__REQUIREMENT__: Locate the string "true" throughout the material and copy every line in which it occurs.

──────── RECORDED DATA ────────

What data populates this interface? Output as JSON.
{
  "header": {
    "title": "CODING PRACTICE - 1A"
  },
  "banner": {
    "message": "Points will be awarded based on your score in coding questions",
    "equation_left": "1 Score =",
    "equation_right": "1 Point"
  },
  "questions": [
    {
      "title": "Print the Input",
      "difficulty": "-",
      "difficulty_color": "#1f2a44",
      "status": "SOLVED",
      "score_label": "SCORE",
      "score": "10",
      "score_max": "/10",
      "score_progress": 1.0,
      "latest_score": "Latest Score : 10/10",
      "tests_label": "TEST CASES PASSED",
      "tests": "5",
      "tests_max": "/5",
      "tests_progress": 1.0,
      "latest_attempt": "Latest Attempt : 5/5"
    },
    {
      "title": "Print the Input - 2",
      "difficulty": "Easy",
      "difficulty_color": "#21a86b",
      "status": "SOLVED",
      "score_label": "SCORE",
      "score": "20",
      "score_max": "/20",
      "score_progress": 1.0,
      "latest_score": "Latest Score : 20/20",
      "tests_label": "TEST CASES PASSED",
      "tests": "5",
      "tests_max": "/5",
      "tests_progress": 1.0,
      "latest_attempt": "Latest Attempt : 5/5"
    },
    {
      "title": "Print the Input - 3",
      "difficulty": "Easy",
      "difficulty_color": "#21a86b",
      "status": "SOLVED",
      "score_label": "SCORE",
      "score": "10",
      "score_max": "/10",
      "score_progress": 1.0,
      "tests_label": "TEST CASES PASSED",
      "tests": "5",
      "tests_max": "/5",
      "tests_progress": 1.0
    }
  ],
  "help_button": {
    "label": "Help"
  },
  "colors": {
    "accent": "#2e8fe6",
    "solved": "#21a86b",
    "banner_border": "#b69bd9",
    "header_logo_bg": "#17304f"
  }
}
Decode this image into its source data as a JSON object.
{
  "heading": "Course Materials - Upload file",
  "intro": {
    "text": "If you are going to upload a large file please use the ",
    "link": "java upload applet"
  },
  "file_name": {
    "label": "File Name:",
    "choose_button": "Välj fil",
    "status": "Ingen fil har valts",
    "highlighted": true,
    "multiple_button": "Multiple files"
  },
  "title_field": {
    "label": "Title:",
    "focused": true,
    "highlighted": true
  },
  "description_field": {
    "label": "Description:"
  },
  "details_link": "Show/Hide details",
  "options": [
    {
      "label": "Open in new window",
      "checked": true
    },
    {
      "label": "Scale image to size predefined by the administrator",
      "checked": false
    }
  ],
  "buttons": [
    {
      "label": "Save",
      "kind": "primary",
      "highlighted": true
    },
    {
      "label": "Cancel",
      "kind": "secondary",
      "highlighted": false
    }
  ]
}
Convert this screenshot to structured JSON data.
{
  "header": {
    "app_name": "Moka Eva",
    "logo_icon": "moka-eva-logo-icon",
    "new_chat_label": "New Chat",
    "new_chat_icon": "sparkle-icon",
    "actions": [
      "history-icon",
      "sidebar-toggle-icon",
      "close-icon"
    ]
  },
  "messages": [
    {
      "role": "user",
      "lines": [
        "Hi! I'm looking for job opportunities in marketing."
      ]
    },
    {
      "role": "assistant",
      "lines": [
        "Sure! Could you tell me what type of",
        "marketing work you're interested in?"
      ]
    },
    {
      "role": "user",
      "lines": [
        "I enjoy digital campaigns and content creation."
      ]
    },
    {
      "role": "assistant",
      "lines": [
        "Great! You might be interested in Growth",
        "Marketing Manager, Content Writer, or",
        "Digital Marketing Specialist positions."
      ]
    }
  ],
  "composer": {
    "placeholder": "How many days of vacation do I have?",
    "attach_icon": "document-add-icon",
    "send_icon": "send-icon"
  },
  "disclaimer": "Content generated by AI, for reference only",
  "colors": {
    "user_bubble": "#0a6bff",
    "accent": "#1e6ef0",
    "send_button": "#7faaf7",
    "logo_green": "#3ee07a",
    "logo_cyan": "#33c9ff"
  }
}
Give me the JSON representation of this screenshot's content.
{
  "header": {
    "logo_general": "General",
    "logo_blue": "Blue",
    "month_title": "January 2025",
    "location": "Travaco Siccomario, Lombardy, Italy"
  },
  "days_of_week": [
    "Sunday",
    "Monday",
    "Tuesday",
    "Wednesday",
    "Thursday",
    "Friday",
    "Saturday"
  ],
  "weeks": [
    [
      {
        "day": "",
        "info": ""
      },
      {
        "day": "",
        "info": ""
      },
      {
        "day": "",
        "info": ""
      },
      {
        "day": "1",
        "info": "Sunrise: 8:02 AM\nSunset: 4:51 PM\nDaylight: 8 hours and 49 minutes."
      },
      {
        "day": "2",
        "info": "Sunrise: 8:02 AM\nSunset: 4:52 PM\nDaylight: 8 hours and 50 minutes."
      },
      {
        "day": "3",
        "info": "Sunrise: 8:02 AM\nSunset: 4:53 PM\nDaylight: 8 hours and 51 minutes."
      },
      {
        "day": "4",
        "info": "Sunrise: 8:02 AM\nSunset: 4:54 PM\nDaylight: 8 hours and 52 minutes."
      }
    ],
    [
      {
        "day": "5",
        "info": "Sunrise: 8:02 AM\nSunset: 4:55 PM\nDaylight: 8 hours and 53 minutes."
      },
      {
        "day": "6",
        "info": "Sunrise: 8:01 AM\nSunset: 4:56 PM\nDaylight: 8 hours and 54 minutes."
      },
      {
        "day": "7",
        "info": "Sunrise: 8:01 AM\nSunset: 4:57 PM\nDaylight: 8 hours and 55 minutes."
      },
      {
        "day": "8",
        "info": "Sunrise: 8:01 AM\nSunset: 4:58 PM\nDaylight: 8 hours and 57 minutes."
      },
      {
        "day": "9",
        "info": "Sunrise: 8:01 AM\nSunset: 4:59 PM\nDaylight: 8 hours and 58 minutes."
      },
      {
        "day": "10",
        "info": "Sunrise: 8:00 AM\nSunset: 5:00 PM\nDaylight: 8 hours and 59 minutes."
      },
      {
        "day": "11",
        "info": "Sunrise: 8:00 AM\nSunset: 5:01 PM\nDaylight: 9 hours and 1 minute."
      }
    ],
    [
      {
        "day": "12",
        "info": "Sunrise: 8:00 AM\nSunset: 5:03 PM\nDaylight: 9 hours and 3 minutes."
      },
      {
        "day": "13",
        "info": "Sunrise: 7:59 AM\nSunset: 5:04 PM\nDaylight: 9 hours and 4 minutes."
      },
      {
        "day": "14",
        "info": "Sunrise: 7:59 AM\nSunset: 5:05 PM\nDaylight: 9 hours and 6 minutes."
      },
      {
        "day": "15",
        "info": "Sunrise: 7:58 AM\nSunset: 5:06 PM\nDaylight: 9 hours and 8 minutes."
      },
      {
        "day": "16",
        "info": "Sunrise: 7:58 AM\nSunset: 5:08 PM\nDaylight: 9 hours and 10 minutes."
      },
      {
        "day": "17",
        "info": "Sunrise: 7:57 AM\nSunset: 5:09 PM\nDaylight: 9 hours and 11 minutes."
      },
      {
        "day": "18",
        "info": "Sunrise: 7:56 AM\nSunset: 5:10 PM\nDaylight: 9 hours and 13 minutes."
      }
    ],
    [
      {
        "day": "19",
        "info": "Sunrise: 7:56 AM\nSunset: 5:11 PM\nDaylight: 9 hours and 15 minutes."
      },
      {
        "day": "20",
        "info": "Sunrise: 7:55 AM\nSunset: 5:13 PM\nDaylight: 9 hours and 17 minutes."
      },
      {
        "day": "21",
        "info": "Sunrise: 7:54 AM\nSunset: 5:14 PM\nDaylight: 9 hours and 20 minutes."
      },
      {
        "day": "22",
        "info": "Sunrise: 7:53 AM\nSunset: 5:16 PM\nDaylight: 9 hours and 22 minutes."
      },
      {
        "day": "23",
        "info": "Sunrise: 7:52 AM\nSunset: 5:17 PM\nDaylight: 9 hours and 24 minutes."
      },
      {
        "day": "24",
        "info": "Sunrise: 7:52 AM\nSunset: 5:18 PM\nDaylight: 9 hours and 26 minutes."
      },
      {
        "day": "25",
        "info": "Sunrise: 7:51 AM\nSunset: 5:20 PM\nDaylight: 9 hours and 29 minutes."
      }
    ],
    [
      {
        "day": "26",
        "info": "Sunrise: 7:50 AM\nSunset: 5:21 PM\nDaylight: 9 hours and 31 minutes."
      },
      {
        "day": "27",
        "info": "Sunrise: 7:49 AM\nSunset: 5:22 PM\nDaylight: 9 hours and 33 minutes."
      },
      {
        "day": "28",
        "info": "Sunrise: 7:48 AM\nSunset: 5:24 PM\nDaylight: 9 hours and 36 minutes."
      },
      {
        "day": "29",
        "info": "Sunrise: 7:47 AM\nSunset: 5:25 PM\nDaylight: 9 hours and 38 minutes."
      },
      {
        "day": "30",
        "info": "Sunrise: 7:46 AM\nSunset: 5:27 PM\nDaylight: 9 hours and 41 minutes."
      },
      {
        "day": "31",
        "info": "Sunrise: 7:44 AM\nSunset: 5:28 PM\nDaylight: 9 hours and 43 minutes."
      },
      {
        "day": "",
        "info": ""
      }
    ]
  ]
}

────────

__SOLUTION__:
    "highlighted": true,
    "focused": true,
    "highlighted": true
      "checked": true
      "highlighted": true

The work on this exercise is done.